Many moons ago we wrote a series of blog posts detailing the standard array types that you’re most likely to use in your work (links below). Now we’re back to finish off the series with the remaining 6 arrays that aren’t commonly used. And since we’re in the middle of this blog series, why not discuss the Equatorial Array? Get it? Because “equatorial” sounds like “equator”. Ok, bad jokes aside, let’s get on with it.
If you want to check out the previous arrays we’ve discussed, here are links to those posts:
- Part 1: Wenner Array
- Part 2: Schlumberger Array
- Part 3: Dipole-Dipole Array
- Part 4: Pole-Dipole Array
- Part 5: Pole-Pole Array
A quick refresher on electrode arrays (in less than 30 words):
Electrode arrays are different arrangements of electrodes used to perform geophysical resistivity measurements. Electrode arrays were developed in order to make field measurements more efficient and data interpretation easier.
What is the Equatorial Array?
Also known as the Equatorial-Dipole array, the Equatorial array consists of the two dipoles—A-B and M-N—oriented perpendicular to the survey line.
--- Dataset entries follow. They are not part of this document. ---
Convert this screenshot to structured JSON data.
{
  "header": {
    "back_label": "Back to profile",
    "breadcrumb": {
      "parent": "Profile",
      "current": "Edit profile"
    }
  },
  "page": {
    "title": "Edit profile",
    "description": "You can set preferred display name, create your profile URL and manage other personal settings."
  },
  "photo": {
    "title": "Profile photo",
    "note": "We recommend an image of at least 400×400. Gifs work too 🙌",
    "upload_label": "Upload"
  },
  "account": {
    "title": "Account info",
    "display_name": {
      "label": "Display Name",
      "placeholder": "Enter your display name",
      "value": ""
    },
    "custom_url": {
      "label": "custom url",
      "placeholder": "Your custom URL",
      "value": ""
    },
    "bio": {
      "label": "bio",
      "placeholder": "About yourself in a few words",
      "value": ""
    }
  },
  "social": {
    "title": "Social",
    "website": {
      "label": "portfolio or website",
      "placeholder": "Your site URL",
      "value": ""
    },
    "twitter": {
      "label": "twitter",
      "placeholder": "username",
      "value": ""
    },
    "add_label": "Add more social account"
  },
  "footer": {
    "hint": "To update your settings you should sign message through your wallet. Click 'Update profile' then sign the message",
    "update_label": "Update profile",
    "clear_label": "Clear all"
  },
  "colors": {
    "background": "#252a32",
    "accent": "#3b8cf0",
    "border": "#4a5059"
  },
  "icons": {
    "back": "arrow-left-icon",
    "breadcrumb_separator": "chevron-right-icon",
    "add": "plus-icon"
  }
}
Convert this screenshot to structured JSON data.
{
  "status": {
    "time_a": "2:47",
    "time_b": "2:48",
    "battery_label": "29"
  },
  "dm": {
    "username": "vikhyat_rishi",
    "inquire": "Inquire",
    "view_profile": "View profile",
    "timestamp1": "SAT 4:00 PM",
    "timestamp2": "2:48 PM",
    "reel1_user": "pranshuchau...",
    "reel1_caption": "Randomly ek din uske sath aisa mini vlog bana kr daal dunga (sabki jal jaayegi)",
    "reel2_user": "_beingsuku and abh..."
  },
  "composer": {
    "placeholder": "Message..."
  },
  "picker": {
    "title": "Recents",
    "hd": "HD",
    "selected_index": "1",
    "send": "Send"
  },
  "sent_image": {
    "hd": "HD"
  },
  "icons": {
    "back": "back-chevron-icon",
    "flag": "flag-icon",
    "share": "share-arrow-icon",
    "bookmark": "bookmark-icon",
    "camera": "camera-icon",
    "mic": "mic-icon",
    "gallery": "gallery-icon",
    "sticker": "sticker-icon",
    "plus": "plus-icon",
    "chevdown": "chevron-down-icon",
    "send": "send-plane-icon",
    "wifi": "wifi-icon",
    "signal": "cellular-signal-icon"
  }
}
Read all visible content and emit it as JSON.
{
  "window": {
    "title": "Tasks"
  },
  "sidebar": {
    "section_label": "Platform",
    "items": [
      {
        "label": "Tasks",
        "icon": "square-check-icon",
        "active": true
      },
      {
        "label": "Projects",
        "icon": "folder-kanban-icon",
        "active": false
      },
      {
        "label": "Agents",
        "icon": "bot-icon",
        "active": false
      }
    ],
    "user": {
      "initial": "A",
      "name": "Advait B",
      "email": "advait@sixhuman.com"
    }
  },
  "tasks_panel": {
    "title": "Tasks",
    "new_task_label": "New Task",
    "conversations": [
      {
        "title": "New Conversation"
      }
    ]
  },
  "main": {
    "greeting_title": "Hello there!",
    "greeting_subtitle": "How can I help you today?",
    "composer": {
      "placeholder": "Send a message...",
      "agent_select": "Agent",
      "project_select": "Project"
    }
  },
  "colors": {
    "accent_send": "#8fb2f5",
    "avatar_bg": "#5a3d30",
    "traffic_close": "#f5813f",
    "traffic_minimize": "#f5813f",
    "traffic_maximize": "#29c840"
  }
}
During the sounding process, M-N is moved away from A-B along the perpendicular bisector (n). This perpendicular bisector may be regarded as an equator to the poles at A and B; hence the name "equatorial arrangement." (Reference: Geometric Factors Of Bipole-Dipole Arrays)
Benefits, Considerations, & Applications Of The Equatorial Array
Benefits: The advantage of the Equatorial Array is that you’re able to penetrate even deeper into the ground than the Dipole-Dipole array (assuming the length along the survey line is the same). This can be particularly advantageous when pulling an array of electrodes behind a vehicle or in limited spaces.
Consideration: One consideration of the Equatorial Array is that even though it can see deeper than other arrays, it will lose signal as it is expanded, which limits its use.
Applications: The equatorial array is used less often than other arrays, but it is still very useful. It can be especially helpful in situations where you are limited by tight space constraints. For example, imagine doing a survey in a parking garage. Certainly, you do not have much space between support structures there. Using this array, you can see as deep as possible in a limited space.